◆ Exercise directions ◆
Retype the entries exactly. Include every line.

(Entries taken from a collection)
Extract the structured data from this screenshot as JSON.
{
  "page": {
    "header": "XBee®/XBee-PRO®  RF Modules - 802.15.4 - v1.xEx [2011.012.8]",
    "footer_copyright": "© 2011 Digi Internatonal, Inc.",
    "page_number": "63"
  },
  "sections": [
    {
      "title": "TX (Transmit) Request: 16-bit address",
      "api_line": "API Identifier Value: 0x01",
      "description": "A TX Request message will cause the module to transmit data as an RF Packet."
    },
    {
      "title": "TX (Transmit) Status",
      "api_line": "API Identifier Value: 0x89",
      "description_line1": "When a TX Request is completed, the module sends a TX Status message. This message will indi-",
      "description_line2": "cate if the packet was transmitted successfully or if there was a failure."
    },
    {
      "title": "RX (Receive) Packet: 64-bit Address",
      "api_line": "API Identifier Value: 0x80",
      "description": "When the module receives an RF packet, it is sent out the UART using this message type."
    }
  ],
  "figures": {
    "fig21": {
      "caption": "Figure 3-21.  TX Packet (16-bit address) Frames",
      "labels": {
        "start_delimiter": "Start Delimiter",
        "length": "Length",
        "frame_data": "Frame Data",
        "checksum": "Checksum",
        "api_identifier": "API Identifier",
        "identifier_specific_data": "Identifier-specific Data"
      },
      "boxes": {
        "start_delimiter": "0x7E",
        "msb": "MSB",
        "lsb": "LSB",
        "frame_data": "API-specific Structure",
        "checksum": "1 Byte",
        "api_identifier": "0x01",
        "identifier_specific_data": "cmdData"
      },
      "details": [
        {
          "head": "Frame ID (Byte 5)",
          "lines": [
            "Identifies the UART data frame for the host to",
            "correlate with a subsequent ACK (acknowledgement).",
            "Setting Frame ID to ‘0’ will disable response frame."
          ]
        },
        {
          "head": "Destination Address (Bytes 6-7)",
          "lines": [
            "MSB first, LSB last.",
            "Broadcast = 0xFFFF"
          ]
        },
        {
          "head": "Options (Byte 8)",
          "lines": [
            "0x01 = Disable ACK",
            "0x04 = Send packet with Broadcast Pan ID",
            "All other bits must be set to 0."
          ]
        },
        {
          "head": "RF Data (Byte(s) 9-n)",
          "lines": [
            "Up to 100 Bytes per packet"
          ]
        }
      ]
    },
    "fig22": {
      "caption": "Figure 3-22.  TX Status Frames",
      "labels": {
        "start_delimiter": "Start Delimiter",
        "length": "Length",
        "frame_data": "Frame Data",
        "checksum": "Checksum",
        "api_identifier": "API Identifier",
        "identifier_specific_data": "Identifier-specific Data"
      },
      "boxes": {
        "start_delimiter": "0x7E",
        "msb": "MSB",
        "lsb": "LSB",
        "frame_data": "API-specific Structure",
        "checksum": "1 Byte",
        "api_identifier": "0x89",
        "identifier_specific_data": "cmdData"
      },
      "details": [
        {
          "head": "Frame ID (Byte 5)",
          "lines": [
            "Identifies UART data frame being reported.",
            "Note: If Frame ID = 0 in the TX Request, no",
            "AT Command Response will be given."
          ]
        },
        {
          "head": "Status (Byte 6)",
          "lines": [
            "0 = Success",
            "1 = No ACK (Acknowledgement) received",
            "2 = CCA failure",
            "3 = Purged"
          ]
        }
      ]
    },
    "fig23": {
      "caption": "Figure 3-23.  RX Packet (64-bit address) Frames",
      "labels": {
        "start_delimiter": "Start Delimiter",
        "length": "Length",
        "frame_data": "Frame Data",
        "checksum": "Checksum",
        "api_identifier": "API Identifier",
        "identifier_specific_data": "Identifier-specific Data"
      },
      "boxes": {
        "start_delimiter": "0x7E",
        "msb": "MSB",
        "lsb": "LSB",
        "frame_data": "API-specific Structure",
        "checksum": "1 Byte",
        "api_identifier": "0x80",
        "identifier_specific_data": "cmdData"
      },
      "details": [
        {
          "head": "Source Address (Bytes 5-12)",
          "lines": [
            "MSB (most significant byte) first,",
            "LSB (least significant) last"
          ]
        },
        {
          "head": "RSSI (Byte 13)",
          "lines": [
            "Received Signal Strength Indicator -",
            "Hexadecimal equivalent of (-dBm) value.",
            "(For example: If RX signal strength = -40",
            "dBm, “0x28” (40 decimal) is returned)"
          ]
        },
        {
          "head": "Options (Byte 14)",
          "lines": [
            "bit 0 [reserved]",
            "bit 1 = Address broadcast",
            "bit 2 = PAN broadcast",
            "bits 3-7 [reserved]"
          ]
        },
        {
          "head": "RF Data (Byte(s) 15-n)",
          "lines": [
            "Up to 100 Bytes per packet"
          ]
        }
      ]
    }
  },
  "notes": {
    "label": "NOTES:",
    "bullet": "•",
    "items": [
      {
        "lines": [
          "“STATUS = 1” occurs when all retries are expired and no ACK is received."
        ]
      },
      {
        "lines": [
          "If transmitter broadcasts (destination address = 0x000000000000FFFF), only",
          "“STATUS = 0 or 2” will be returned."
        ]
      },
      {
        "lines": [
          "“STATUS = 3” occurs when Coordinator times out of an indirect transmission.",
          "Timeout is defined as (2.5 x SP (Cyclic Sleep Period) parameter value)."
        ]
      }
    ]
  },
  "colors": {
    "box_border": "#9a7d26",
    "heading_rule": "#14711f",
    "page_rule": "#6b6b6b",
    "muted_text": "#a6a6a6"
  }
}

◆ Written answer ◆
Extract the structured data from this screenshot as JSON.
{
  "page": {
    "header": "XBee®/XBee-PRO®  RF Modules - 802.15.4 - v1.xEx [2011.012.8]",
    "footer_copyright": "© 2011 Digi Internatonal, Inc.",
    "page_number": "63"
  },
  "sections": [
    {
      "title": "TX (Transmit) Request: 16-bit address",
      "api_line": "API Identifier Value: 0x01",
      "description": "A TX Request message will cause the module to transmit data as an RF Packet."
    },
    {
      "title": "TX (Transmit) Status",
      "api_line": "API Identifier Value: 0x89",
      "description_line1": "When a TX Request is completed, the module sends a TX Status message. This message will indi-",
      "description_line2": "cate if the packet was transmitted successfully or if there was a failure."
    },
    {
      "title": "RX (Receive) Packet: 64-bit Address",
      "api_line": "API Identifier Value: 0x80",
      "description": "When the module receives an RF packet, it is sent out the UART using this message type."
    }
  ],
  "figures": {
    "fig21": {
      "caption": "Figure 3-21.  TX Packet (16-bit address) Frames",
      "labels": {
        "start_delimiter": "Start Delimiter",
        "length": "Length",
        "frame_data": "Frame Data",
        "checksum": "Checksum",
        "api_identifier": "API Identifier",
        "identifier_specific_data": "Identifier-specific Data"
      },
      "boxes": {
        "start_delimiter": "0x7E",
        "msb": "MSB",
        "lsb": "LSB",
        "frame_data": "API-specific Structure",
        "checksum": "1 Byte",
        "api_identifier": "0x01",
        "identifier_specific_data": "cmdData"
      },
      "details": [
        {
          "head": "Frame ID (Byte 5)",
          "lines": [
            "Identifies the UART data frame for the host to",
            "correlate with a subsequent ACK (acknowledgement).",
            "Setting Frame ID to ‘0’ will disable response frame."
          ]
        },
        {
          "head": "Destination Address (Bytes 6-7)",
          "lines": [
            "MSB first, LSB last.",
            "Broadcast = 0xFFFF"
          ]
        },
        {
          "head": "Options (Byte 8)",
          "lines": [
            "0x01 = Disable ACK",
            "0x04 = Send packet with Broadcast Pan ID",
            "All other bits must be set to 0."
          ]
        },
        {
          "head": "RF Data (Byte(s) 9-n)",
          "lines": [
            "Up to 100 Bytes per packet"
          ]
        }
      ]
    },
    "fig22": {
      "caption": "Figure 3-22.  TX Status Frames",
      "labels": {
        "start_delimiter": "Start Delimiter",
        "length": "Length",
        "frame_data": "Frame Data",
        "checksum": "Checksum",
        "api_identifier": "API Identifier",
        "identifier_specific_data": "Identifier-specific Data"
      },
      "boxes": {
        "start_delimiter": "0x7E",
        "msb": "MSB",
        "lsb": "LSB",
        "frame_data": "API-specific Structure",
        "checksum": "1 Byte",
        "api_identifier": "0x89",
        "identifier_specific_data": "cmdData"
      },
      "details": [
        {
          "head": "Frame ID (Byte 5)",
          "lines": [
            "Identifies UART data frame being reported.",
            "Note: If Frame ID = 0 in the TX Request, no",
            "AT Command Response will be given."
          ]
        },
        {
          "head": "Status (Byte 6)",
          "lines": [
            "0 = Success",
            "1 = No ACK (Acknowledgement) received",
            "2 = CCA failure",
            "3 = Purged"
          ]
        }
      ]
    },
    "fig23": {
      "caption": "Figure 3-23.  RX Packet (64-bit address) Frames",
      "labels": {
        "start_delimiter": "Start Delimiter",
        "length": "Length",
        "frame_data": "Frame Data",
        "checksum": "Checksum",
        "api_identifier": "API Identifier",
        "identifier_specific_data": "Identifier-specific Data"
      },
      "boxes": {
        "start_delimiter": "0x7E",
        "msb": "MSB",
        "lsb": "LSB",
        "frame_data": "API-specific Structure",
        "checksum": "1 Byte",
        "api_identifier": "0x80",
        "identifier_specific_data": "cmdData"
      },
      "details": [
        {
          "head": "Source Address (Bytes 5-12)",
          "lines": [
            "MSB (most significant byte) first,",
            "LSB (least significant) last"
          ]
        },
        {
          "head": "RSSI (Byte 13)",
          "lines": [
            "Received Signal Strength Indicator -",
            "Hexadecimal equivalent of (-dBm) value.",
            "(For example: If RX signal strength = -40",
            "dBm, “0x28” (40 decimal) is returned)"
          ]
        },
        {
          "head": "Options (Byte 14)",
          "lines": [
            "bit 0 [reserved]",
            "bit 1 = Address broadcast",
            "bit 2 = PAN broadcast",
            "bits 3-7 [reserved]"
          ]
        },
        {
          "head": "RF Data (Byte(s) 15-n)",
          "lines": [
            "Up to 100 Bytes per packet"
          ]
        }
      ]
    }
  },
  "notes": {
    "label": "NOTES:",
    "bullet": "•",
    "items": [
      {
        "lines": [
          "“STATUS = 1” occurs when all retries are expired and no ACK is received."
        ]
      },
      {
        "lines": [
          "If transmitter broadcasts (destination address = 0x000000000000FFFF), only",
          "“STATUS = 0 or 2” will be returned."
        ]
      },
      {
        "lines": [
          "“STATUS = 3” occurs when Coordinator times out of an indirect transmission.",
          "Timeout is defined as (2.5 x SP (Cyclic Sleep Period) parameter value)."
        ]
      }
    ]
  },
  "colors": {
    "box_border": "#9a7d26",
    "heading_rule": "#14711f",
    "page_rule": "#6b6b6b",
    "muted_text": "#a6a6a6"
  }
}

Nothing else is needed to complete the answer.